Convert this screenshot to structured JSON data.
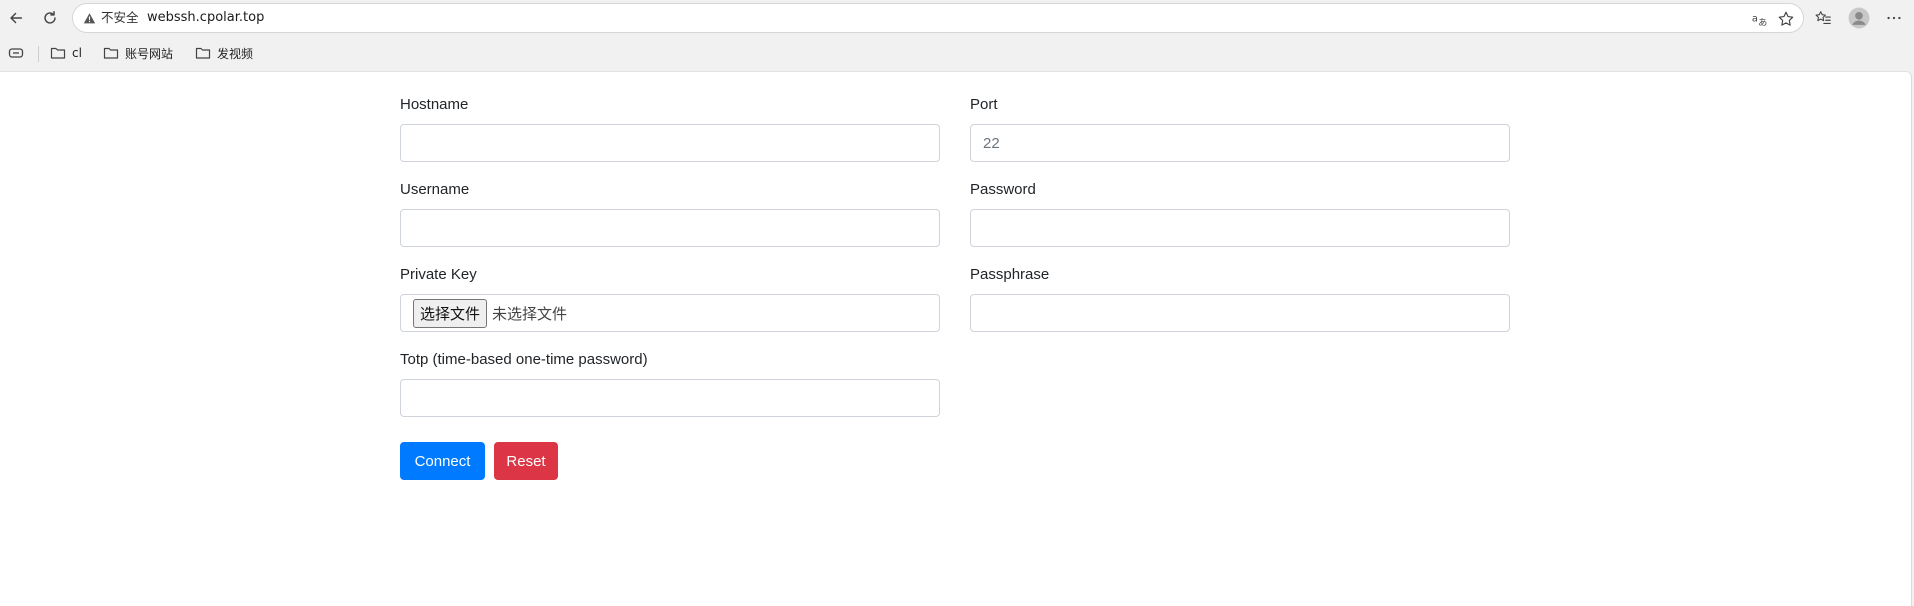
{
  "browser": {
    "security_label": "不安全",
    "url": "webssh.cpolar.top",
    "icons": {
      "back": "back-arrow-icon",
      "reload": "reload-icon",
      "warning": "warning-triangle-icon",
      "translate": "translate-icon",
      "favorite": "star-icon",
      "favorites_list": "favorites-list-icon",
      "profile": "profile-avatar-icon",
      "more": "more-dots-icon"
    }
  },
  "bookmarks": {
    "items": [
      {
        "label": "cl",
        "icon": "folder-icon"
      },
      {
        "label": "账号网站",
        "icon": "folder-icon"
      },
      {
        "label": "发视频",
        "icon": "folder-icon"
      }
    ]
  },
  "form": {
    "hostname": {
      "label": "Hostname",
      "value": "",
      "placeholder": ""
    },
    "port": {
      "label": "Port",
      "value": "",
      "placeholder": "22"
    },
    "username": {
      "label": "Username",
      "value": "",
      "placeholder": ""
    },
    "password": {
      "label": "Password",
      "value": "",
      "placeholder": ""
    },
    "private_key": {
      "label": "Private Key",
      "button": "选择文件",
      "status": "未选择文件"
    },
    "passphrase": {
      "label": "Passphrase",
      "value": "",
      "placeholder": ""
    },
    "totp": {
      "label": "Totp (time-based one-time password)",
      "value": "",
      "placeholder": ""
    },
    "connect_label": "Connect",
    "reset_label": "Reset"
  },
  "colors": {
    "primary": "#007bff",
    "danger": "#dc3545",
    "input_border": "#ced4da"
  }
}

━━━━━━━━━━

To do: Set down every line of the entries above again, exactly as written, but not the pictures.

Problem solution:
Convert this screenshot to structured JSON data.
{
  "browser": {
    "security_label": "不安全",
    "url": "webssh.cpolar.top",
    "icons": {
      "back": "back-arrow-icon",
      "reload": "reload-icon",
      "warning": "warning-triangle-icon",
      "translate": "translate-icon",
      "favorite": "star-icon",
      "favorites_list": "favorites-list-icon",
      "profile": "profile-avatar-icon",
      "more": "more-dots-icon"
    }
  },
  "bookmarks": {
    "items": [
      {
        "label": "cl",
        "icon": "folder-icon"
      },
      {
        "label": "账号网站",
        "icon": "folder-icon"
      },
      {
        "label": "发视频",
        "icon": "folder-icon"
      }
    ]
  },
  "form": {
    "hostname": {
      "label": "Hostname",
      "value": "",
      "placeholder": ""
    },
    "port": {
      "label": "Port",
      "value": "",
      "placeholder": "22"
    },
    "username": {
      "label": "Username",
      "value": "",
      "placeholder": ""
    },
    "password": {
      "label": "Password",
      "value": "",
      "placeholder": ""
    },
    "private_key": {
      "label": "Private Key",
      "button": "选择文件",
      "status": "未选择文件"
    },
    "passphrase": {
      "label": "Passphrase",
      "value": "",
      "placeholder": ""
    },
    "totp": {
      "label": "Totp (time-based one-time password)",
      "value": "",
      "placeholder": ""
    },
    "connect_label": "Connect",
    "reset_label": "Reset"
  },
  "colors": {
    "primary": "#007bff",
    "danger": "#dc3545",
    "input_border": "#ced4da"
  }
}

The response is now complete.